No Englishmen settled east of the Penobscot until after the capture of Quebec; when they did, more fighting followed in the wars of the Revolution and of 1812. The settlers fished and hunted, cut hay on the salt marshes, and timber in the great woods; then, in later times, took to ship building. These, the occupations of a wild and timbered coast, still form its business in great part. The fisheries are an abiding resource and fleets of more than two hundred graceful vessels may be often seen in port together, waiting the end of a storm. Hunting is carried on at certain seasons in the eastern counties, where deer are numerous, and innumerable inland lakes and streams are full of trout. The large pines and spruces of the shore woods have long since been cut, but Bangor still sends down the Penobscot a fleet of lumber schooners, loaded from the interior, every time the wind blows from the north.

It was in the early sixties that what may be called the discovery of the picturesqueness, the wild beauty and refreshing character of the Maine coast took place. Then, through the resort to it of a few well-known landscape painters, the poor hamlet of Bar Harbor leaped into sudden fame and it became evident that the whole coast had an important destiny before it as a resort and summer home. Now, summer hotels are scattered all along its shores to Frenchmans Bay, and colonies of summer villas already occupy many of the more accessible capes and islands.
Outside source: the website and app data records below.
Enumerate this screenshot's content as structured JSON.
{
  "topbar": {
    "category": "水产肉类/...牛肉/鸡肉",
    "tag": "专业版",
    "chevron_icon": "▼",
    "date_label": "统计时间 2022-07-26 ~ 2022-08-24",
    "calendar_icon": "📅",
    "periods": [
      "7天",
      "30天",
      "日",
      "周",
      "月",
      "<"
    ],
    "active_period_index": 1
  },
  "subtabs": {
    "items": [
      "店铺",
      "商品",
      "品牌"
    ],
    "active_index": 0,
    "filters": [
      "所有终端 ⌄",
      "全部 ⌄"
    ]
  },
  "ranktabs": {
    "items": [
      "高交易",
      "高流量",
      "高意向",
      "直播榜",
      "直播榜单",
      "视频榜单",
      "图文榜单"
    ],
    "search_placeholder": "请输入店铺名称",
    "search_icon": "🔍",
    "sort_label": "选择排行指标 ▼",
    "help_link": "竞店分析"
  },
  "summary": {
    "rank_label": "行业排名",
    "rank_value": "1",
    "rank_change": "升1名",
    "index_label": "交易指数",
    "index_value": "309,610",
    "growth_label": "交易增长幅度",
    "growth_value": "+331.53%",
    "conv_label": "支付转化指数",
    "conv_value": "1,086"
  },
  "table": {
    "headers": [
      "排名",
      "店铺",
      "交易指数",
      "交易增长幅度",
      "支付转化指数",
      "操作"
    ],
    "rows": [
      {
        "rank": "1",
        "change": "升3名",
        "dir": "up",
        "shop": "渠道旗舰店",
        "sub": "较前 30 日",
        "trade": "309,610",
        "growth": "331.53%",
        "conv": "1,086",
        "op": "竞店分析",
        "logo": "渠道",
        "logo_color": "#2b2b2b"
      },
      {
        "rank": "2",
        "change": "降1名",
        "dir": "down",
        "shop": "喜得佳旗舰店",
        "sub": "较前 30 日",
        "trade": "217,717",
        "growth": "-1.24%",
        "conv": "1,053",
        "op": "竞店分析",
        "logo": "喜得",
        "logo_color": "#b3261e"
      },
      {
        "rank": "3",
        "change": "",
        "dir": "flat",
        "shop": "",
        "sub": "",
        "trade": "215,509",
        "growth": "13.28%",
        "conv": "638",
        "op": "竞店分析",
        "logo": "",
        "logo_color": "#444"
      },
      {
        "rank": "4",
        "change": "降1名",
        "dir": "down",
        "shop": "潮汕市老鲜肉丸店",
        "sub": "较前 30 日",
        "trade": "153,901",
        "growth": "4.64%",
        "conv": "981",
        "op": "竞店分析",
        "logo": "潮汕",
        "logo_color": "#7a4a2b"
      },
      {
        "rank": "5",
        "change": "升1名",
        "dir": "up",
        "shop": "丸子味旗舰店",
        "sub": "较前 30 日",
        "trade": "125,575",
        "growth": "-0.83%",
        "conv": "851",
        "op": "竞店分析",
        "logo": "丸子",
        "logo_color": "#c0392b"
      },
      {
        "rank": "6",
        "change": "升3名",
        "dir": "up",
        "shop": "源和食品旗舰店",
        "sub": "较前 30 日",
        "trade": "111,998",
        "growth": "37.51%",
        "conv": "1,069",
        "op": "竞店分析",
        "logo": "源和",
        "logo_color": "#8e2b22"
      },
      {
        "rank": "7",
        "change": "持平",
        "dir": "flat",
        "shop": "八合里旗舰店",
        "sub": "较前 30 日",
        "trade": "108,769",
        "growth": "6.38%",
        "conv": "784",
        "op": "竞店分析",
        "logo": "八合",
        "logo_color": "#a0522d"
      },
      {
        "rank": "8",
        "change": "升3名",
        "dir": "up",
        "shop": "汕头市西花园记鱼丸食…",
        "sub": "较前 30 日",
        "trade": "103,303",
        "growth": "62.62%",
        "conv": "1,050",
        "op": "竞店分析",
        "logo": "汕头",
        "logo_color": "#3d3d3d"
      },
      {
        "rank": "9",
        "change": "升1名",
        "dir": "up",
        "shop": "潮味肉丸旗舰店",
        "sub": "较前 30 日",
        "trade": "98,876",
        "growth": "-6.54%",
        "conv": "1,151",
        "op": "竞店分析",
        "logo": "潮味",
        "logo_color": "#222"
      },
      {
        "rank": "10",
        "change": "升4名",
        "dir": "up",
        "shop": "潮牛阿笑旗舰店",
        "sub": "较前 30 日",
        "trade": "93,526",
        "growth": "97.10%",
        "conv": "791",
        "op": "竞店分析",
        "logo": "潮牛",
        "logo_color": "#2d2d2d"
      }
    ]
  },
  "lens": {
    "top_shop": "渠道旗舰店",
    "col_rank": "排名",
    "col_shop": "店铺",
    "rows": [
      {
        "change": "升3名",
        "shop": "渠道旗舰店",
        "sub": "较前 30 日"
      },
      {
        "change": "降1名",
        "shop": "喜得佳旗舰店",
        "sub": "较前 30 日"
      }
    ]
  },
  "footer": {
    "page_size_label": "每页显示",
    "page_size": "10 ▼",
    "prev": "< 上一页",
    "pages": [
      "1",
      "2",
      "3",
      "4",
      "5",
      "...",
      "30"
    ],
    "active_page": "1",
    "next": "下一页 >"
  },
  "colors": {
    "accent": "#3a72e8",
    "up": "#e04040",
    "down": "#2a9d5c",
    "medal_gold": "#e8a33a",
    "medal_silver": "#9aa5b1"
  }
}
The spectacle of thousands upon thousands of people spending annually several weeks or months of summer in healthful life by the seashore is very pleasant, but there is danger lest this human flood so overflow and occupy the limited stretch of coast which it invades as to rob it of that flavor of wildness which hitherto has constituted its most refreshing charm. Yet it is not the tide of life itself, abundant though it be, which can work the scene such harm. A surf-beaten headland may be crowned by a lighthouse tower without losing its dignity and impressiveness; a lonely fiord shut in by dark woods, where the fog lingers in wreaths as it comes and goes, still may make its strong imaginative appeal when fishermen build their huts upon its shore and ply their trade. But the inescapable presence of a life, an architecture and a landscape architecture alien to the spirit of the place may take from it an inspirational and re-creative value for work-wearied men no economic terms can measure.

The United States have but this one short stretch of Atlantic seacoast where a pleasant summer climate and real picturesqueness of scenery are to be found together; can nothing be done to preserve for the use and enjoyment of the great body of the people in the centuries to come some fine parts at least of this seaside wilderness of Maine?

<<< Previous
Next >>>

Last Updated: 24-Mar-2010